  19. ^ a b c Dey, William Mair, Kanny Lall; William Mair (1896). "Indigenous Drugs of India". The indigenous drugs of India: short descriptive notices of the principal medicinal products met with in British India. Thacker, Spink & Co. pp. 387 pages. Retrieved 10 May 2008. 
  20. ^ International Medical and Surgical Survey: Obstetrics and pediatrics. American Institute of Medicine. 1921. p. 143. Retrieved 11 December 2013. 
  21. ^ C.P. Khare (2004). Indian Herbal Remediess: Rational Western Therapy, Ayurvedic, and Other Traditional Usage, Botany. Springer. p. 300. ISBN 978-3-540-01026-5. Retrieved 11 December 2013. 
  22. ^ Bailey, Liberty Hyde (1910). "Dyes and Dyeing. C.S. Doggert". Cyclopedia of American agriculture: a popular survey of agricultural conditions, practices and ideals in the United States and Canada, In Four Volumes. Volume II --Crops. Macmillan Publishers. pp. 2016 pages. Retrieved 10 May 2008. 

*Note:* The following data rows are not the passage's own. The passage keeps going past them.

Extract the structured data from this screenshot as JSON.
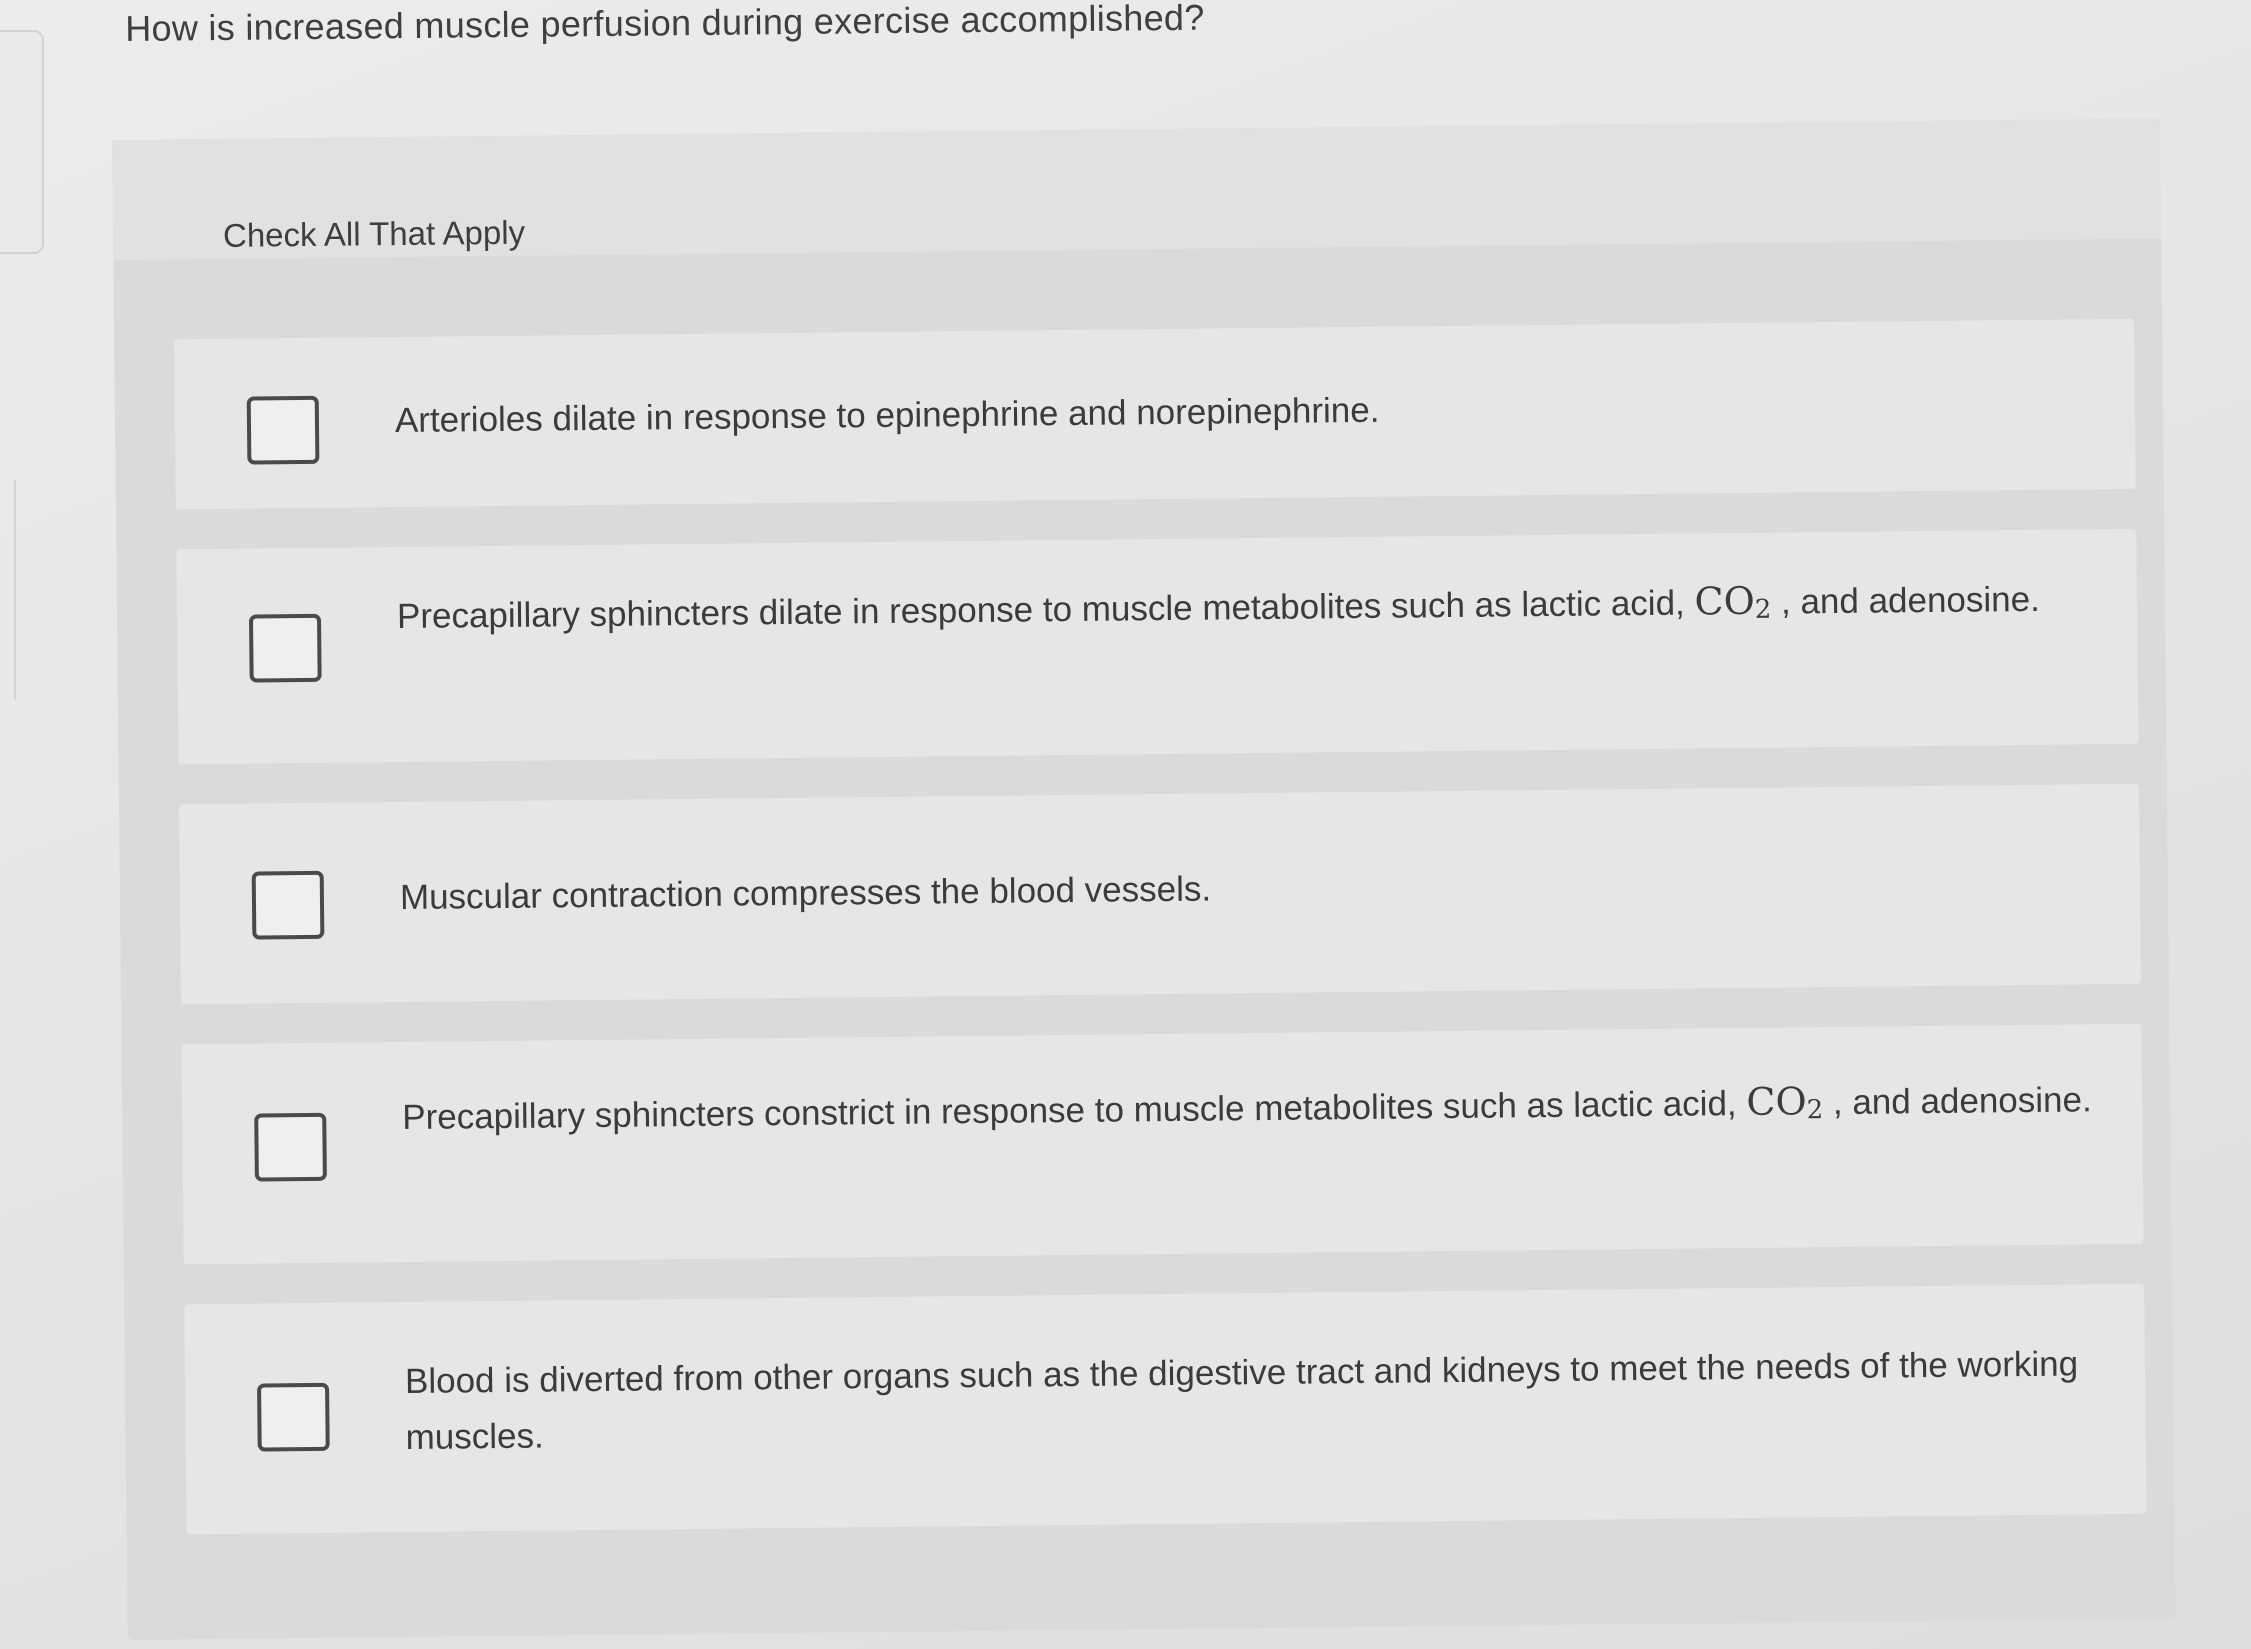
{
  "question": {
    "text": "How is increased muscle perfusion during exercise accomplished?"
  },
  "instructions": "Check All That Apply",
  "options": [
    {
      "text": "Arterioles dilate in response to epinephrine and norepinephrine.",
      "checked": false
    },
    {
      "text_before": "Precapillary sphincters dilate in response to muscle metabolites such as lactic acid,",
      "chem_main": "CO",
      "chem_sub": "2",
      "text_after": ", and adenosine.",
      "checked": false
    },
    {
      "text": "Muscular contraction compresses the blood vessels.",
      "checked": false
    },
    {
      "text_before": "Precapillary sphincters constrict in response to muscle metabolites such as lactic acid,",
      "chem_main": "CO",
      "chem_sub": "2",
      "text_after": ", and adenosine.",
      "checked": false
    },
    {
      "text": "Blood is diverted from other organs such as the digestive tract and kidneys to meet the needs of the working muscles.",
      "checked": false
    }
  ]
}
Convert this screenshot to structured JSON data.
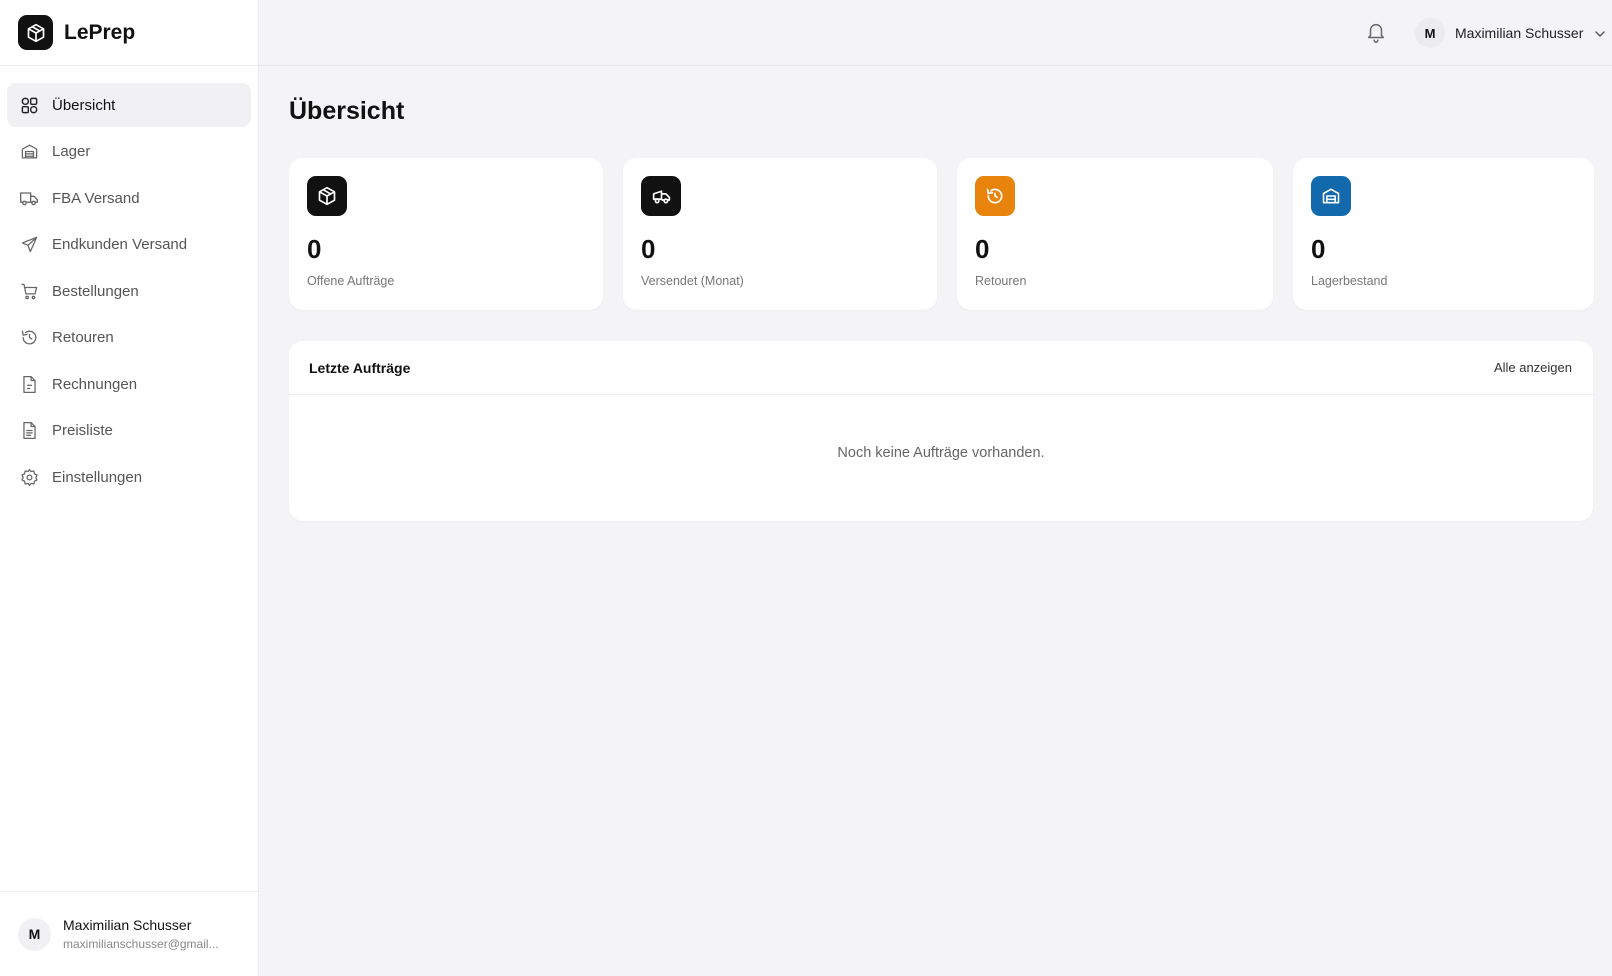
{
  "brand": {
    "name": "LePrep"
  },
  "sidebar": {
    "items": [
      {
        "label": "Übersicht",
        "icon": "dashboard-icon",
        "active": true
      },
      {
        "label": "Lager",
        "icon": "warehouse-icon"
      },
      {
        "label": "FBA Versand",
        "icon": "truck-icon"
      },
      {
        "label": "Endkunden Versand",
        "icon": "send-icon"
      },
      {
        "label": "Bestellungen",
        "icon": "cart-icon"
      },
      {
        "label": "Retouren",
        "icon": "return-icon"
      },
      {
        "label": "Rechnungen",
        "icon": "invoice-icon"
      },
      {
        "label": "Preisliste",
        "icon": "pricelist-icon"
      },
      {
        "label": "Einstellungen",
        "icon": "settings-icon"
      }
    ],
    "user": {
      "initial": "M",
      "name": "Maximilian Schusser",
      "email": "maximilianschusser@gmail..."
    }
  },
  "header": {
    "user_initial": "M",
    "user_name": "Maximilian Schusser"
  },
  "main": {
    "title": "Übersicht",
    "stats": [
      {
        "value": "0",
        "label": "Offene Aufträge",
        "icon": "package-icon",
        "color": "#111111"
      },
      {
        "value": "0",
        "label": "Versendet (Monat)",
        "icon": "truck-icon",
        "color": "#111111"
      },
      {
        "value": "0",
        "label": "Retouren",
        "icon": "return-icon",
        "color": "#e8830c"
      },
      {
        "value": "0",
        "label": "Lagerbestand",
        "icon": "warehouse-icon",
        "color": "#1269ac"
      }
    ],
    "orders": {
      "title": "Letzte Aufträge",
      "link": "Alle anzeigen",
      "empty": "Noch keine Aufträge vorhanden."
    }
  }
}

  23. ^ "Malva sylvestris L.". Plants For A Future. Retrieved 10 May 2008. 
  24. ^ Heritage Perennials: Malva sylvestris 'Zebrina'
  25. ^ "00.057.0.81.049. Malva vein clearing virus". ICTVdB Management. The Universal Virus Database Columbia University. 2006. Retrieved 10 May 2008. 
  26. ^ Brunt, A.A., Crabtree, K., Dallwitz, M.J., Gibbs, A.J., Watson, L. and Zurcher, E.J. (eds.) (August 1996). "Descriptions and Lists from the VIDE Database: Malva vein clearing potyvirus". Plant Viruses Online. University of Idaho. Retrieved 10 May 2008. 
  27. ^ Malonated anthocyanins in malvaceae: Malonylmalvin from Malva sylvestris. Kosaku Takeda, Shigeki Enoki, Jeffrey B. Harborne and John Eagles, Phytochemistry, 1989, Volume 28, Issue 2, Pages 499–500, doi:10.1016/0031-9422(89)80040-8
  28. ^ Malvone A, a phytoalexin found in Malva sylvestris (family Malvaceae).Olga Veshkurova, Zamira Golubenko, Egor Pshenichnov, Irina Arzanova, Vyacheslav Uzbekov, Elvira Sultanova, Shavkat Salikhov, Howard J. Williams, Joseph H. Reibenspies, Lorraine S. Puckhaber and Robert D. Stipanovic, Phytochemistry, November 2006, Volume 67, Issue 21, Pages 2376–2379, doi:10.1016/j.phytochem.2006.08.010

External links[edit]

1913 Illustration
Africa
Australia
Canada
Europe
Israel
Pakistan
United States